It’s also beautifully preserved, without the passing 42 years having left as much as a scuff on the off-white paint.
The black plates on the car, undoubtedly renewed but with the original identification, are similar to historic plates but the car isn’t registered as a historic car according to the ad I found after some sherlocking. The ad also claims the car’s had the same owner from ’70 to ’06, and that it’s completely original and inspected without complaint. Recent repairs include a new driveshaft bearing and a pair of new carburetors, with the old ones still in the shelf at the car’s garage.
Inside, there’s brown cloth and on the dash is a Becker Mexico radio, as the ad says.
On the snow on the windshield, a parking warden’s hand has wiped off the snow to check for a parking permit. There it is, present and correct, and the Mercedes has been left well alone. Good.
Most likely, the car is in the hands of a Mercedes enthusiast these days, as it continues to shine even in February. Especially the chrome on it is absolutely flawless.
I like the fuel flap hidden on the rear fascia, instead of being found on the calmly designed flanks. The W114 is a Paul Bracq work, and is an excellent representative of his ’60s-’70s design portfolio.
The classy appearance is topped off by the correct chrome wheeltrims. Is this 208 000 kilometre, all-original Mercedes the way you would want it, or is there something you wish were different?
Bonus Content: Not all Mercedes of the same model have it so good. Here’s a post-facelift mid-’70s W115 240D photographed some time ago, that’s aged worse:
The passenger-side headlight is tilted a few degrees outside by now. There’s got to be a lot of filler on the fender there.
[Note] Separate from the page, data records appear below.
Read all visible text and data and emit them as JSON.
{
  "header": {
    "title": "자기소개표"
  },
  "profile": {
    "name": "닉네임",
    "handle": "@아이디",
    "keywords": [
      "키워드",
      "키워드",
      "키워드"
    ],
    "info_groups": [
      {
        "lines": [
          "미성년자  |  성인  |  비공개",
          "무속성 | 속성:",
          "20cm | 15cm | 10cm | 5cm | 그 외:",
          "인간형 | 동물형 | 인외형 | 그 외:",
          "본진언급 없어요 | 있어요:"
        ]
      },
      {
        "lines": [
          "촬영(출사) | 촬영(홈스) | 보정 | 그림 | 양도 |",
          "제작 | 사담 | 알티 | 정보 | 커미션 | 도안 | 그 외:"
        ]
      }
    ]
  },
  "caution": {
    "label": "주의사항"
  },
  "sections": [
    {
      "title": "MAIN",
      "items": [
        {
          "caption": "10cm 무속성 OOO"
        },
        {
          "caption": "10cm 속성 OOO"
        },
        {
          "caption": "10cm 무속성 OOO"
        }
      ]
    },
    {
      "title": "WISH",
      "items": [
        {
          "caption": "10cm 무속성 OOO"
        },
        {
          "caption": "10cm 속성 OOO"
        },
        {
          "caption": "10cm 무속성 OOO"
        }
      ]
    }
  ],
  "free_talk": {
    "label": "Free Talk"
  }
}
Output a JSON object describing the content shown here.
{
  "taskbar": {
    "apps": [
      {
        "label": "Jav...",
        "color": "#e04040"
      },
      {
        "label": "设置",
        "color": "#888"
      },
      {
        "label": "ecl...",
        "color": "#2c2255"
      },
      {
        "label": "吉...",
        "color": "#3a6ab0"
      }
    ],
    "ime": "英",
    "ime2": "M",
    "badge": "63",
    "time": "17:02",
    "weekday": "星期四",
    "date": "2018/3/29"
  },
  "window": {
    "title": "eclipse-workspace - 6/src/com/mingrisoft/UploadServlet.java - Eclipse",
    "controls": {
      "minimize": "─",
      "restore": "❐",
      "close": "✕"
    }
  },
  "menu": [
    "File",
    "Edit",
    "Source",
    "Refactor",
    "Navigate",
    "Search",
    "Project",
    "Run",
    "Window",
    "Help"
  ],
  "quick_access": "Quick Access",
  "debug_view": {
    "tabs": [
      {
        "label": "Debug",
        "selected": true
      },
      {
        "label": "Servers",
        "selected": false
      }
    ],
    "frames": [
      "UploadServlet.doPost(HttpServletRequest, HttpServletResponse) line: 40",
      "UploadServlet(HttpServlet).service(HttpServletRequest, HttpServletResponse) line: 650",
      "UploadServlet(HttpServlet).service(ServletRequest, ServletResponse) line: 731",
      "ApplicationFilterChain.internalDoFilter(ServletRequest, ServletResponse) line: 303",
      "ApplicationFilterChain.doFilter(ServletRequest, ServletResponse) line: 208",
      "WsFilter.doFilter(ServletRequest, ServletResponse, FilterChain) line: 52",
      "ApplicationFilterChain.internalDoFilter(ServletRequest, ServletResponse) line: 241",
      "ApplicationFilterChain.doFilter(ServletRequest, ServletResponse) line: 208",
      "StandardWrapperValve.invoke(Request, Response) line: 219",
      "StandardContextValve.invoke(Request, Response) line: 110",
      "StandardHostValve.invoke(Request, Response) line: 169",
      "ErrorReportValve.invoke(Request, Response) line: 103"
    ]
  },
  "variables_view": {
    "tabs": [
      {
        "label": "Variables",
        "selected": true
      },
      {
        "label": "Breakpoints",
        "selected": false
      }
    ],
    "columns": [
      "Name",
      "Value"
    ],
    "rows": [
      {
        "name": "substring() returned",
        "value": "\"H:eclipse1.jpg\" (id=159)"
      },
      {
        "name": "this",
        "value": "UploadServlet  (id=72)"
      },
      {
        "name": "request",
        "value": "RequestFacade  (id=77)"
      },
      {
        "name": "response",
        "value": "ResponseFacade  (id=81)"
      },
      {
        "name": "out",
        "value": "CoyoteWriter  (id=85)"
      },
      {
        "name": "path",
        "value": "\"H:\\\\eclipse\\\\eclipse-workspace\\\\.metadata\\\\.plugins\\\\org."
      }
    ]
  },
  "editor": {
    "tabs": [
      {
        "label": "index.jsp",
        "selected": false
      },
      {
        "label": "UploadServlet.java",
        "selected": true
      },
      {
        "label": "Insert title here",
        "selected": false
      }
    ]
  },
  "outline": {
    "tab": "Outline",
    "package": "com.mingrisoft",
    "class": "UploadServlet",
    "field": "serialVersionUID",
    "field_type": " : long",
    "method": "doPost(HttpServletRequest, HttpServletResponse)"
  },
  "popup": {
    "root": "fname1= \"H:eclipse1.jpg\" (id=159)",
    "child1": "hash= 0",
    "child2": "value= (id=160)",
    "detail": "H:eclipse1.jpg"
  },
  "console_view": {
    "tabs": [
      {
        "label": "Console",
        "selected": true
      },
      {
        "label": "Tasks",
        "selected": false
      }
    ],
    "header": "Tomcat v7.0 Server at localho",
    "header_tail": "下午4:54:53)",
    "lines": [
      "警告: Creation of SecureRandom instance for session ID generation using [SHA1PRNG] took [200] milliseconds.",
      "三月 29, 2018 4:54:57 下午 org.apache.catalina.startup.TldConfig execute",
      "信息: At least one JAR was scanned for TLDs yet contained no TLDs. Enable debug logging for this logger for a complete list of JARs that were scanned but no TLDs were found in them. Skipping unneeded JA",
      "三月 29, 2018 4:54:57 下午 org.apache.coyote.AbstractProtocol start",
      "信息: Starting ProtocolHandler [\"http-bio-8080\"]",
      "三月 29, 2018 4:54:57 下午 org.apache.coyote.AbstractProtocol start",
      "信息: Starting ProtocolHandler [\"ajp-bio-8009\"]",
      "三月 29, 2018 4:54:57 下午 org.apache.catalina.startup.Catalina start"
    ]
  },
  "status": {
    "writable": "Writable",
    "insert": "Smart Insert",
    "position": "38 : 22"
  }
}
Round the back, there’s… well, there’s a huge FAIRLANE badge. And a tow bar. And an Ikea brochure perched on the stuff on the rear seat.
[Photo credit: Beater Mercedes photos courtesy of Joose Puustinen]